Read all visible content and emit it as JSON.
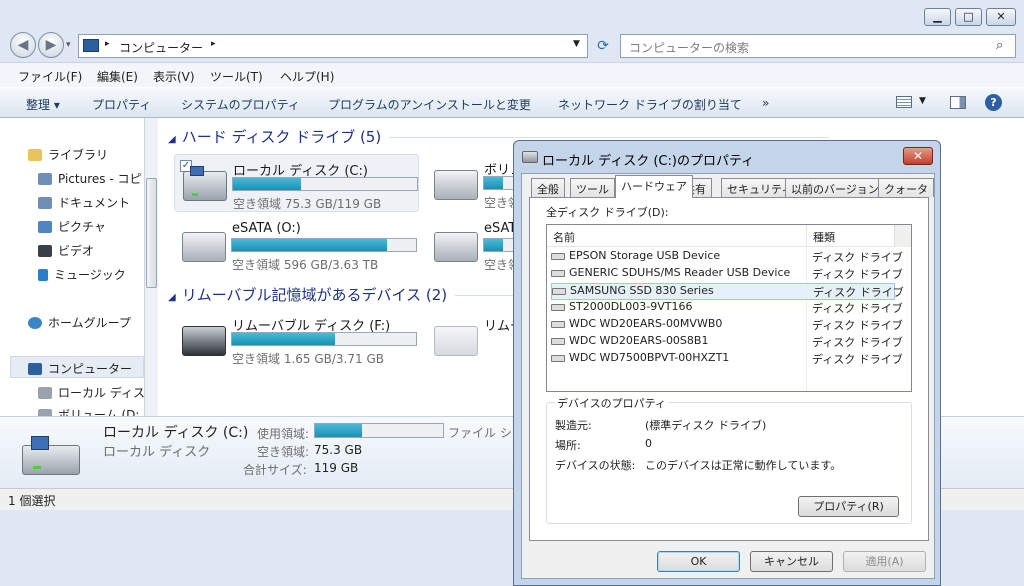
{
  "titlebar": {
    "min": "▁",
    "max": "□",
    "close": "✕"
  },
  "address": {
    "path_sep": "▸",
    "location": "コンピューター",
    "arrow": "▸",
    "search_placeholder": "コンピューターの検索"
  },
  "menu": [
    "ファイル(F)",
    "編集(E)",
    "表示(V)",
    "ツール(T)",
    "ヘルプ(H)"
  ],
  "toolbar": {
    "organize": "整理 ▾",
    "properties": "プロパティ",
    "system_properties": "システムのプロパティ",
    "uninstall": "プログラムのアンインストールと変更",
    "map_drive": "ネットワーク ドライブの割り当て",
    "more": "»"
  },
  "nav": {
    "libraries": "ライブラリ",
    "pictures_lib": "Pictures - コピ",
    "documents": "ドキュメント",
    "pictures": "ピクチャ",
    "videos": "ビデオ",
    "music": "ミュージック",
    "homegroup": "ホームグループ",
    "computer": "コンピューター",
    "local_disk": "ローカル ディス",
    "volume": "ボリューム (D:"
  },
  "groups": {
    "hdd": "ハード ディスク ドライブ (5)",
    "removable": "リムーバブル記憶域があるデバイス (2)"
  },
  "drives": [
    {
      "name": "ローカル ディスク (C:)",
      "free": "空き領域 75.3 GB/119 GB",
      "used_fraction": 0.37
    },
    {
      "name": "ボリュ",
      "free": "空き領",
      "used_fraction": 0.5
    },
    {
      "name": "eSATA (O:)",
      "free": "空き領域 596 GB/3.63 TB",
      "used_fraction": 0.84
    },
    {
      "name": "eSATA",
      "free": "空き領",
      "used_fraction": 0.5
    },
    {
      "name": "リムーバブル ディスク (F:)",
      "free": "空き領域 1.65 GB/3.71 GB",
      "used_fraction": 0.56
    },
    {
      "name": "リムー",
      "free": "",
      "used_fraction": 0
    }
  ],
  "details": {
    "name": "ローカル ディスク (C:)",
    "type": "ローカル ディスク",
    "used_label": "使用領域:",
    "free_label": "空き領域:",
    "free_value": "75.3 GB",
    "total_label": "合計サイズ:",
    "total_value": "119 GB",
    "fs_label": "ファイル シ",
    "used_fraction": 0.37
  },
  "status": "1 個選択",
  "dialog": {
    "title": "ローカル ディスク (C:)のプロパティ",
    "tabs": [
      "全般",
      "ツール",
      "ハードウェア",
      "共有",
      "セキュリティ",
      "以前のバージョン",
      "クォータ"
    ],
    "all_drives_label": "全ディスク ドライブ(D):",
    "col_name": "名前",
    "col_type": "種類",
    "devices": [
      {
        "name": "EPSON Storage USB Device",
        "type": "ディスク ドライブ"
      },
      {
        "name": "GENERIC SDUHS/MS Reader USB Device",
        "type": "ディスク ドライブ"
      },
      {
        "name": "SAMSUNG SSD 830 Series",
        "type": "ディスク ドライブ"
      },
      {
        "name": "ST2000DL003-9VT166",
        "type": "ディスク ドライブ"
      },
      {
        "name": "WDC WD20EARS-00MVWB0",
        "type": "ディスク ドライブ"
      },
      {
        "name": "WDC WD20EARS-00S8B1",
        "type": "ディスク ドライブ"
      },
      {
        "name": "WDC WD7500BPVT-00HXZT1",
        "type": "ディスク ドライブ"
      }
    ],
    "device_props": "デバイスのプロパティ",
    "manufacturer_label": "製造元:",
    "manufacturer": "(標準ディスク ドライブ)",
    "location_label": "場所:",
    "location": "0",
    "state_label": "デバイスの状態:",
    "state": "このデバイスは正常に動作しています。",
    "properties_btn": "プロパティ(R)",
    "ok": "OK",
    "cancel": "キャンセル",
    "apply": "適用(A)"
  }
}
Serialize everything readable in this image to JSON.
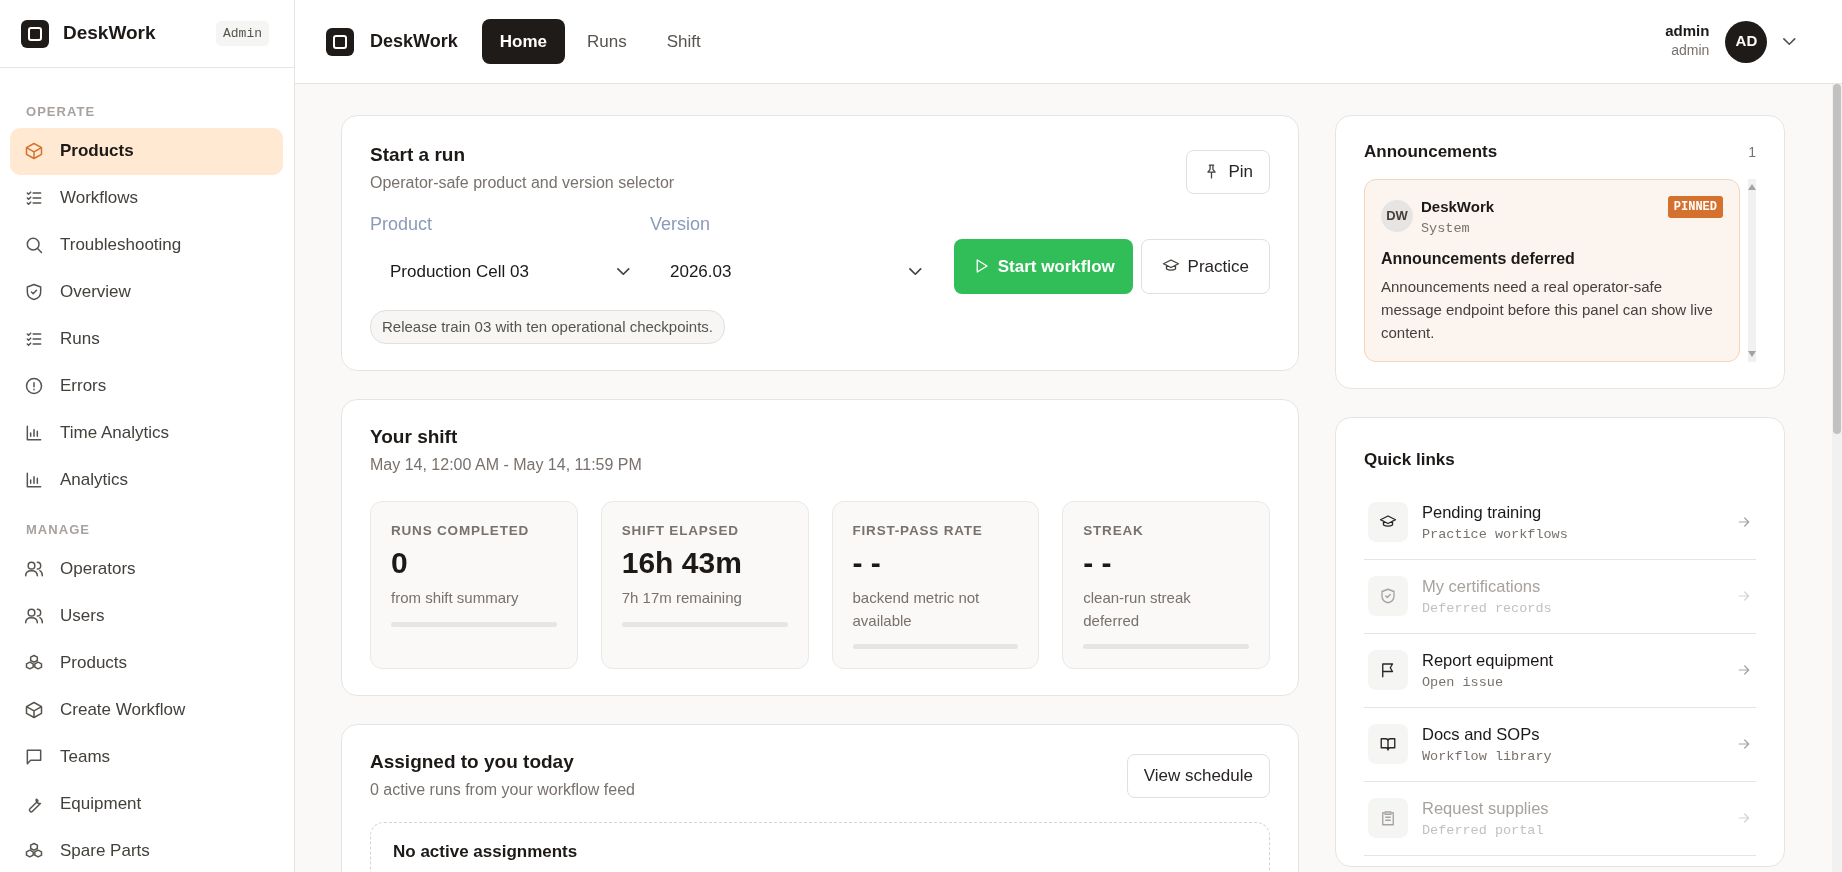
{
  "sidebar": {
    "brand": "DeskWork",
    "badge": "Admin",
    "sections": [
      {
        "title": "OPERATE",
        "items": [
          {
            "label": "Products",
            "selected": true
          },
          {
            "label": "Workflows",
            "selected": false
          },
          {
            "label": "Troubleshooting",
            "selected": false
          },
          {
            "label": "Overview",
            "selected": false
          },
          {
            "label": "Runs",
            "selected": false
          },
          {
            "label": "Errors",
            "selected": false
          },
          {
            "label": "Time Analytics",
            "selected": false
          },
          {
            "label": "Analytics",
            "selected": false
          }
        ]
      },
      {
        "title": "MANAGE",
        "items": [
          {
            "label": "Operators",
            "selected": false
          },
          {
            "label": "Users",
            "selected": false
          },
          {
            "label": "Products",
            "selected": false
          },
          {
            "label": "Create Workflow",
            "selected": false
          },
          {
            "label": "Teams",
            "selected": false
          },
          {
            "label": "Equipment",
            "selected": false
          },
          {
            "label": "Spare Parts",
            "selected": false
          }
        ]
      }
    ]
  },
  "topbar": {
    "brand": "DeskWork",
    "tabs": [
      {
        "label": "Home",
        "selected": true
      },
      {
        "label": "Runs",
        "selected": false
      },
      {
        "label": "Shift",
        "selected": false
      }
    ],
    "user": {
      "name": "admin",
      "role": "admin",
      "initials": "AD"
    }
  },
  "start_run": {
    "title": "Start a run",
    "subtitle": "Operator-safe product and version selector",
    "pin_button": "Pin",
    "product": {
      "label": "Product",
      "value": "Production Cell 03"
    },
    "version": {
      "label": "Version",
      "value": "2026.03"
    },
    "start_button": "Start workflow",
    "practice_button": "Practice",
    "note": "Release train 03 with ten operational checkpoints."
  },
  "shift": {
    "title": "Your shift",
    "range": "May 14, 12:00 AM - May 14, 11:59 PM",
    "metrics": [
      {
        "label": "RUNS COMPLETED",
        "value": "0",
        "caption": "from shift summary"
      },
      {
        "label": "SHIFT ELAPSED",
        "value": "16h 43m",
        "caption": "7h 17m remaining"
      },
      {
        "label": "FIRST-PASS RATE",
        "value": "- -",
        "caption": "backend metric not available"
      },
      {
        "label": "STREAK",
        "value": "- -",
        "caption": "clean-run streak deferred"
      }
    ]
  },
  "assigned": {
    "title": "Assigned to you today",
    "subtitle": "0 active runs from your workflow feed",
    "button": "View schedule",
    "empty_title": "No active assignments"
  },
  "announcements": {
    "title": "Announcements",
    "count": "1",
    "items": [
      {
        "avatar": "DW",
        "author": "DeskWork",
        "role": "System",
        "badge": "PINNED",
        "pinned": true,
        "title": "Announcements deferred",
        "body": "Announcements need a real operator-safe message endpoint before this panel can show live content."
      }
    ]
  },
  "quick_links": {
    "title": "Quick links",
    "items": [
      {
        "title": "Pending training",
        "subtitle": "Practice workflows",
        "disabled": false
      },
      {
        "title": "My certifications",
        "subtitle": "Deferred records",
        "disabled": true
      },
      {
        "title": "Report equipment",
        "subtitle": "Open issue",
        "disabled": false
      },
      {
        "title": "Docs and SOPs",
        "subtitle": "Workflow library",
        "disabled": false
      },
      {
        "title": "Request supplies",
        "subtitle": "Deferred portal",
        "disabled": true
      }
    ]
  }
}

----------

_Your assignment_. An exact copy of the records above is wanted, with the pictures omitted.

_The answer_.
Read all visible content and emit it as JSON.
{
  "titlebar": {
    "min": "▁",
    "max": "□",
    "close": "✕"
  },
  "address": {
    "path_sep": "▸",
    "location": "コンピューター",
    "arrow": "▸",
    "search_placeholder": "コンピューターの検索"
  },
  "menu": [
    "ファイル(F)",
    "編集(E)",
    "表示(V)",
    "ツール(T)",
    "ヘルプ(H)"
  ],
  "toolbar": {
    "organize": "整理 ▾",
    "properties": "プロパティ",
    "system_properties": "システムのプロパティ",
    "uninstall": "プログラムのアンインストールと変更",
    "map_drive": "ネットワーク ドライブの割り当て",
    "more": "»"
  },
  "nav": {
    "libraries": "ライブラリ",
    "pictures_lib": "Pictures - コピ",
    "documents": "ドキュメント",
    "pictures": "ピクチャ",
    "videos": "ビデオ",
    "music": "ミュージック",
    "homegroup": "ホームグループ",
    "computer": "コンピューター",
    "local_disk": "ローカル ディス",
    "volume": "ボリューム (D:"
  },
  "groups": {
    "hdd": "ハード ディスク ドライブ (5)",
    "removable": "リムーバブル記憶域があるデバイス (2)"
  },
  "drives": [
    {
      "name": "ローカル ディスク (C:)",
      "free": "空き領域 75.3 GB/119 GB",
      "used_fraction": 0.37
    },
    {
      "name": "ボリュ",
      "free": "空き領",
      "used_fraction": 0.5
    },
    {
      "name": "eSATA (O:)",
      "free": "空き領域 596 GB/3.63 TB",
      "used_fraction": 0.84
    },
    {
      "name": "eSATA",
      "free": "空き領",
      "used_fraction": 0.5
    },
    {
      "name": "リムーバブル ディスク (F:)",
      "free": "空き領域 1.65 GB/3.71 GB",
      "used_fraction": 0.56
    },
    {
      "name": "リムー",
      "free": "",
      "used_fraction": 0
    }
  ],
  "details": {
    "name": "ローカル ディスク (C:)",
    "type": "ローカル ディスク",
    "used_label": "使用領域:",
    "free_label": "空き領域:",
    "free_value": "75.3 GB",
    "total_label": "合計サイズ:",
    "total_value": "119 GB",
    "fs_label": "ファイル シ",
    "used_fraction": 0.37
  },
  "status": "1 個選択",
  "dialog": {
    "title": "ローカル ディスク (C:)のプロパティ",
    "tabs": [
      "全般",
      "ツール",
      "ハードウェア",
      "共有",
      "セキュリティ",
      "以前のバージョン",
      "クォータ"
    ],
    "all_drives_label": "全ディスク ドライブ(D):",
    "col_name": "名前",
    "col_type": "種類",
    "devices": [
      {
        "name": "EPSON Storage USB Device",
        "type": "ディスク ドライブ"
      },
      {
        "name": "GENERIC SDUHS/MS Reader USB Device",
        "type": "ディスク ドライブ"
      },
      {
        "name": "SAMSUNG SSD 830 Series",
        "type": "ディスク ドライブ"
      },
      {
        "name": "ST2000DL003-9VT166",
        "type": "ディスク ドライブ"
      },
      {
        "name": "WDC WD20EARS-00MVWB0",
        "type": "ディスク ドライブ"
      },
      {
        "name": "WDC WD20EARS-00S8B1",
        "type": "ディスク ドライブ"
      },
      {
        "name": "WDC WD7500BPVT-00HXZT1",
        "type": "ディスク ドライブ"
      }
    ],
    "device_props": "デバイスのプロパティ",
    "manufacturer_label": "製造元:",
    "manufacturer": "(標準ディスク ドライブ)",
    "location_label": "場所:",
    "location": "0",
    "state_label": "デバイスの状態:",
    "state": "このデバイスは正常に動作しています。",
    "properties_btn": "プロパティ(R)",
    "ok": "OK",
    "cancel": "キャンセル",
    "apply": "適用(A)"
  }
}
Serialize everything readable in this image to JSON.
{
  "sidebar": {
    "brand": "DeskWork",
    "badge": "Admin",
    "sections": [
      {
        "title": "OPERATE",
        "items": [
          {
            "label": "Products",
            "selected": true
          },
          {
            "label": "Workflows",
            "selected": false
          },
          {
            "label": "Troubleshooting",
            "selected": false
          },
          {
            "label": "Overview",
            "selected": false
          },
          {
            "label": "Runs",
            "selected": false
          },
          {
            "label": "Errors",
            "selected": false
          },
          {
            "label": "Time Analytics",
            "selected": false
          },
          {
            "label": "Analytics",
            "selected": false
          }
        ]
      },
      {
        "title": "MANAGE",
        "items": [
          {
            "label": "Operators",
            "selected": false
          },
          {
            "label": "Users",
            "selected": false
          },
          {
            "label": "Products",
            "selected": false
          },
          {
            "label": "Create Workflow",
            "selected": false
          },
          {
            "label": "Teams",
            "selected": false
          },
          {
            "label": "Equipment",
            "selected": false
          },
          {
            "label": "Spare Parts",
            "selected": false
          }
        ]
      }
    ]
  },
  "topbar": {
    "brand": "DeskWork",
    "tabs": [
      {
        "label": "Home",
        "selected": true
      },
      {
        "label": "Runs",
        "selected": false
      },
      {
        "label": "Shift",
        "selected": false
      }
    ],
    "user": {
      "name": "admin",
      "role": "admin",
      "initials": "AD"
    }
  },
  "start_run": {
    "title": "Start a run",
    "subtitle": "Operator-safe product and version selector",
    "pin_button": "Pin",
    "product": {
      "label": "Product",
      "value": "Production Cell 03"
    },
    "version": {
      "label": "Version",
      "value": "2026.03"
    },
    "start_button": "Start workflow",
    "practice_button": "Practice",
    "note": "Release train 03 with ten operational checkpoints."
  },
  "shift": {
    "title": "Your shift",
    "range": "May 14, 12:00 AM - May 14, 11:59 PM",
    "metrics": [
      {
        "label": "RUNS COMPLETED",
        "value": "0",
        "caption": "from shift summary"
      },
      {
        "label": "SHIFT ELAPSED",
        "value": "16h 43m",
        "caption": "7h 17m remaining"
      },
      {
        "label": "FIRST-PASS RATE",
        "value": "- -",
        "caption": "backend metric not available"
      },
      {
        "label": "STREAK",
        "value": "- -",
        "caption": "clean-run streak deferred"
      }
    ]
  },
  "assigned": {
    "title": "Assigned to you today",
    "subtitle": "0 active runs from your workflow feed",
    "button": "View schedule",
    "empty_title": "No active assignments"
  },
  "announcements": {
    "title": "Announcements",
    "count": "1",
    "items": [
      {
        "avatar": "DW",
        "author": "DeskWork",
        "role": "System",
        "badge": "PINNED",
        "pinned": true,
        "title": "Announcements deferred",
        "body": "Announcements need a real operator-safe message endpoint before this panel can show live content."
      }
    ]
  },
  "quick_links": {
    "title": "Quick links",
    "items": [
      {
        "title": "Pending training",
        "subtitle": "Practice workflows",
        "disabled": false
      },
      {
        "title": "My certifications",
        "subtitle": "Deferred records",
        "disabled": true
      },
      {
        "title": "Report equipment",
        "subtitle": "Open issue",
        "disabled": false
      },
      {
        "title": "Docs and SOPs",
        "subtitle": "Workflow library",
        "disabled": false
      },
      {
        "title": "Request supplies",
        "subtitle": "Deferred portal",
        "disabled": true
      }
    ]
  }
}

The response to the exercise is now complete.